Your objective >> Skip the pictures. Repeat everything else in the records word for word.
BEGIN Record excerpts
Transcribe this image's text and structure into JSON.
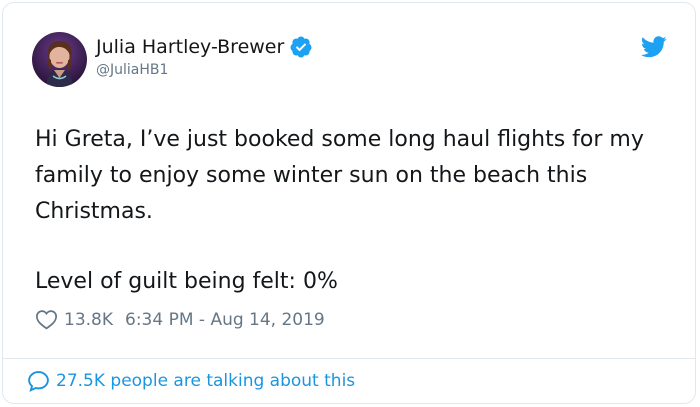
{
  "user": {
    "display_name": "Julia Hartley-Brewer",
    "handle": "@JuliaHB1",
    "verified": true
  },
  "tweet": {
    "lines": [
      "Hi Greta, I’ve just booked some long haul flights for my family to enjoy some winter sun on the beach this Christmas.",
      "Level of guilt being felt: 0%"
    ]
  },
  "meta": {
    "likes": "13.8K",
    "timestamp": "6:34 PM - Aug 14, 2019"
  },
  "footer": {
    "talking": "27.5K people are talking about this"
  },
  "icons": {
    "heart": "heart-icon",
    "verified": "verified-badge-icon",
    "bird": "twitter-bird-icon",
    "bubble": "speech-bubble-icon"
  },
  "colors": {
    "brand": "#1da1f2",
    "link": "#1b95e0",
    "secondary_text": "#657786",
    "border": "#e1e8ed"
  }
}
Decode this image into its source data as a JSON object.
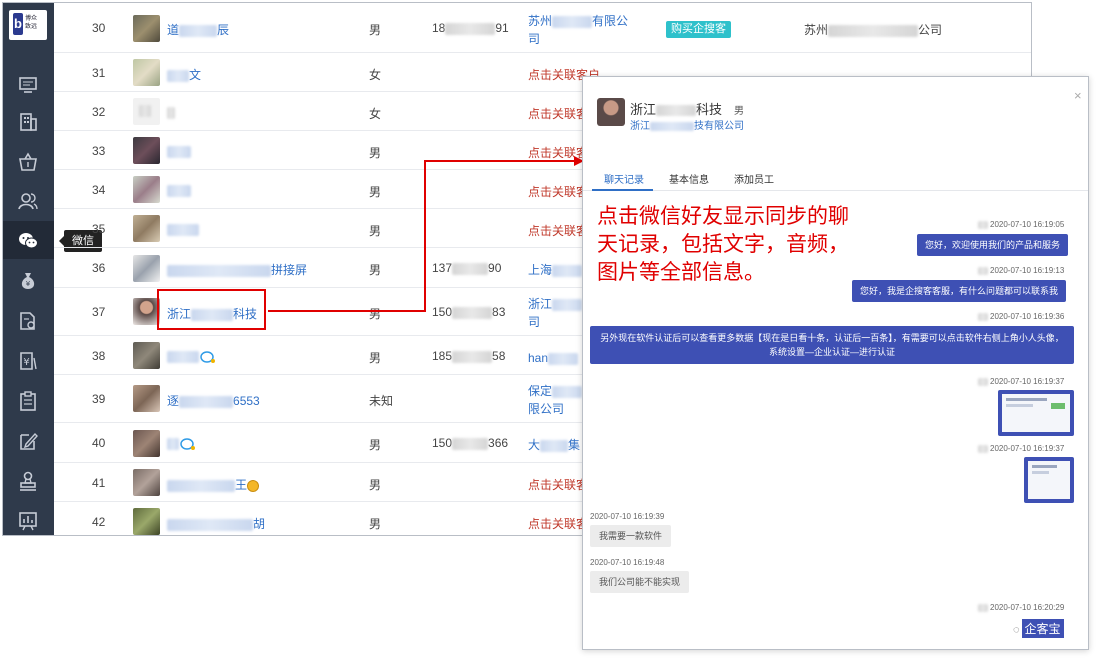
{
  "sidebar": {
    "logo_text": "博众\n致远",
    "tooltip": "微信",
    "nav_icons": [
      "monitor-icon",
      "building-icon",
      "basket-icon",
      "users-icon",
      "wechat-icon",
      "money-bag-icon",
      "document-gear-icon",
      "yuan-document-icon",
      "clipboard-icon",
      "edit-icon",
      "stamp-icon",
      "chart-board-icon"
    ]
  },
  "table": {
    "rows": [
      {
        "num": "30",
        "nick_pre": "道",
        "nick_post": "辰",
        "gender": "男",
        "phone_pre": "18",
        "phone_post": "91",
        "company_pre": "苏州",
        "company_post": "有限公",
        "company_line2": "司",
        "badge": "购买企搜客",
        "company2_pre": "苏州",
        "company2_post": "公司"
      },
      {
        "num": "31",
        "nick_pre": "",
        "nick_post": "文",
        "gender": "女",
        "link": "点击关联客户"
      },
      {
        "num": "32",
        "nick_pre": "",
        "nick_post": "",
        "gender": "女",
        "link": "点击关联客户"
      },
      {
        "num": "33",
        "nick_pre": "",
        "nick_post": "",
        "gender": "男",
        "link": "点击关联客"
      },
      {
        "num": "34",
        "nick_pre": "",
        "nick_post": "",
        "gender": "男",
        "link": "点击关联客"
      },
      {
        "num": "35",
        "nick_pre": "",
        "nick_post": "",
        "gender": "男",
        "link": "点击关联客"
      },
      {
        "num": "36",
        "nick_pre": "",
        "nick_post": "拼接屏",
        "gender": "男",
        "phone_pre": "137",
        "phone_post": "90",
        "company_pre": "上海",
        "company_post": ""
      },
      {
        "num": "37",
        "nick_pre": "浙江",
        "nick_post": "科技",
        "gender": "男",
        "phone_pre": "150",
        "phone_post": "83",
        "company_pre": "浙江",
        "company_post": "",
        "company_line2": "司"
      },
      {
        "num": "38",
        "nick_pre": "",
        "nick_post": "",
        "gender": "男",
        "phone_pre": "185",
        "phone_post": "58",
        "company_pre": "han",
        "company_post": ""
      },
      {
        "num": "39",
        "nick_pre": "逐",
        "nick_post": "6553",
        "gender": "未知",
        "company_pre": "保定",
        "company_post": "",
        "company_line2": "限公司"
      },
      {
        "num": "40",
        "nick_pre": "",
        "nick_post": "",
        "gender": "男",
        "phone_pre": "150",
        "phone_post": "366",
        "company_pre": "大",
        "company_post": "集"
      },
      {
        "num": "41",
        "nick_pre": "",
        "nick_post": "王",
        "gender": "男",
        "link": "点击关联客"
      },
      {
        "num": "42",
        "nick_pre": "",
        "nick_post": "胡",
        "gender": "男",
        "link": "点击关联客"
      }
    ]
  },
  "panel": {
    "name_pre": "浙江",
    "name_post": "科技",
    "gender": "男",
    "company_pre": "浙江",
    "company_post": "技有限公司",
    "close": "×",
    "tabs": [
      "聊天记录",
      "基本信息",
      "添加员工"
    ],
    "annotation": "点击微信好友显示同步的聊天记录，包括文字，音频，图片等全部信息。",
    "messages": [
      {
        "time": "2020-07-10 16:19:05",
        "text": "您好，欢迎使用我们的产品和服务"
      },
      {
        "time": "2020-07-10 16:19:13",
        "text": "您好，我是企搜客客服，有什么问题都可以联系我"
      },
      {
        "time": "2020-07-10 16:19:36",
        "text": "另外现在软件认证后可以查看更多数据【现在是日看十条，认证后一百条】，有需要可以点击软件右侧上角小人头像，系统设置—企业认证—进行认证"
      },
      {
        "time": "2020-07-10 16:19:37"
      },
      {
        "time": "2020-07-10 16:19:37"
      },
      {
        "time": "2020-07-10 16:19:39",
        "text": "我需要一款软件"
      },
      {
        "time": "2020-07-10 16:19:48",
        "text": "我们公司能不能实现"
      },
      {
        "time": "2020-07-10 16:20:29"
      }
    ],
    "watermark": "企客宝"
  }
}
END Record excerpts
Problem solution >>
Transcribe this image's text and structure into JSON.
{
  "user": {
    "display_name": "Julia Hartley-Brewer",
    "handle": "@JuliaHB1",
    "verified": true
  },
  "tweet": {
    "lines": [
      "Hi Greta, I’ve just booked some long haul flights for my family to enjoy some winter sun on the beach this Christmas.",
      "Level of guilt being felt: 0%"
    ]
  },
  "meta": {
    "likes": "13.8K",
    "timestamp": "6:34 PM - Aug 14, 2019"
  },
  "footer": {
    "talking": "27.5K people are talking about this"
  },
  "icons": {
    "heart": "heart-icon",
    "verified": "verified-badge-icon",
    "bird": "twitter-bird-icon",
    "bubble": "speech-bubble-icon"
  },
  "colors": {
    "brand": "#1da1f2",
    "link": "#1b95e0",
    "secondary_text": "#657786",
    "border": "#e1e8ed"
  }
}
Decode this image into its source data as a JSON object.
{
  "sidebar": {
    "logo_text": "博众\n致远",
    "tooltip": "微信",
    "nav_icons": [
      "monitor-icon",
      "building-icon",
      "basket-icon",
      "users-icon",
      "wechat-icon",
      "money-bag-icon",
      "document-gear-icon",
      "yuan-document-icon",
      "clipboard-icon",
      "edit-icon",
      "stamp-icon",
      "chart-board-icon"
    ]
  },
  "table": {
    "rows": [
      {
        "num": "30",
        "nick_pre": "道",
        "nick_post": "辰",
        "gender": "男",
        "phone_pre": "18",
        "phone_post": "91",
        "company_pre": "苏州",
        "company_post": "有限公",
        "company_line2": "司",
        "badge": "购买企搜客",
        "company2_pre": "苏州",
        "company2_post": "公司"
      },
      {
        "num": "31",
        "nick_pre": "",
        "nick_post": "文",
        "gender": "女",
        "link": "点击关联客户"
      },
      {
        "num": "32",
        "nick_pre": "",
        "nick_post": "",
        "gender": "女",
        "link": "点击关联客户"
      },
      {
        "num": "33",
        "nick_pre": "",
        "nick_post": "",
        "gender": "男",
        "link": "点击关联客"
      },
      {
        "num": "34",
        "nick_pre": "",
        "nick_post": "",
        "gender": "男",
        "link": "点击关联客"
      },
      {
        "num": "35",
        "nick_pre": "",
        "nick_post": "",
        "gender": "男",
        "link": "点击关联客"
      },
      {
        "num": "36",
        "nick_pre": "",
        "nick_post": "拼接屏",
        "gender": "男",
        "phone_pre": "137",
        "phone_post": "90",
        "company_pre": "上海",
        "company_post": ""
      },
      {
        "num": "37",
        "nick_pre": "浙江",
        "nick_post": "科技",
        "gender": "男",
        "phone_pre": "150",
        "phone_post": "83",
        "company_pre": "浙江",
        "company_post": "",
        "company_line2": "司"
      },
      {
        "num": "38",
        "nick_pre": "",
        "nick_post": "",
        "gender": "男",
        "phone_pre": "185",
        "phone_post": "58",
        "company_pre": "han",
        "company_post": ""
      },
      {
        "num": "39",
        "nick_pre": "逐",
        "nick_post": "6553",
        "gender": "未知",
        "company_pre": "保定",
        "company_post": "",
        "company_line2": "限公司"
      },
      {
        "num": "40",
        "nick_pre": "",
        "nick_post": "",
        "gender": "男",
        "phone_pre": "150",
        "phone_post": "366",
        "company_pre": "大",
        "company_post": "集"
      },
      {
        "num": "41",
        "nick_pre": "",
        "nick_post": "王",
        "gender": "男",
        "link": "点击关联客"
      },
      {
        "num": "42",
        "nick_pre": "",
        "nick_post": "胡",
        "gender": "男",
        "link": "点击关联客"
      }
    ]
  },
  "panel": {
    "name_pre": "浙江",
    "name_post": "科技",
    "gender": "男",
    "company_pre": "浙江",
    "company_post": "技有限公司",
    "close": "×",
    "tabs": [
      "聊天记录",
      "基本信息",
      "添加员工"
    ],
    "annotation": "点击微信好友显示同步的聊天记录，包括文字，音频，图片等全部信息。",
    "messages": [
      {
        "time": "2020-07-10 16:19:05",
        "text": "您好，欢迎使用我们的产品和服务"
      },
      {
        "time": "2020-07-10 16:19:13",
        "text": "您好，我是企搜客客服，有什么问题都可以联系我"
      },
      {
        "time": "2020-07-10 16:19:36",
        "text": "另外现在软件认证后可以查看更多数据【现在是日看十条，认证后一百条】，有需要可以点击软件右侧上角小人头像，系统设置—企业认证—进行认证"
      },
      {
        "time": "2020-07-10 16:19:37"
      },
      {
        "time": "2020-07-10 16:19:37"
      },
      {
        "time": "2020-07-10 16:19:39",
        "text": "我需要一款软件"
      },
      {
        "time": "2020-07-10 16:19:48",
        "text": "我们公司能不能实现"
      },
      {
        "time": "2020-07-10 16:20:29"
      }
    ],
    "watermark": "企客宝"
  }
}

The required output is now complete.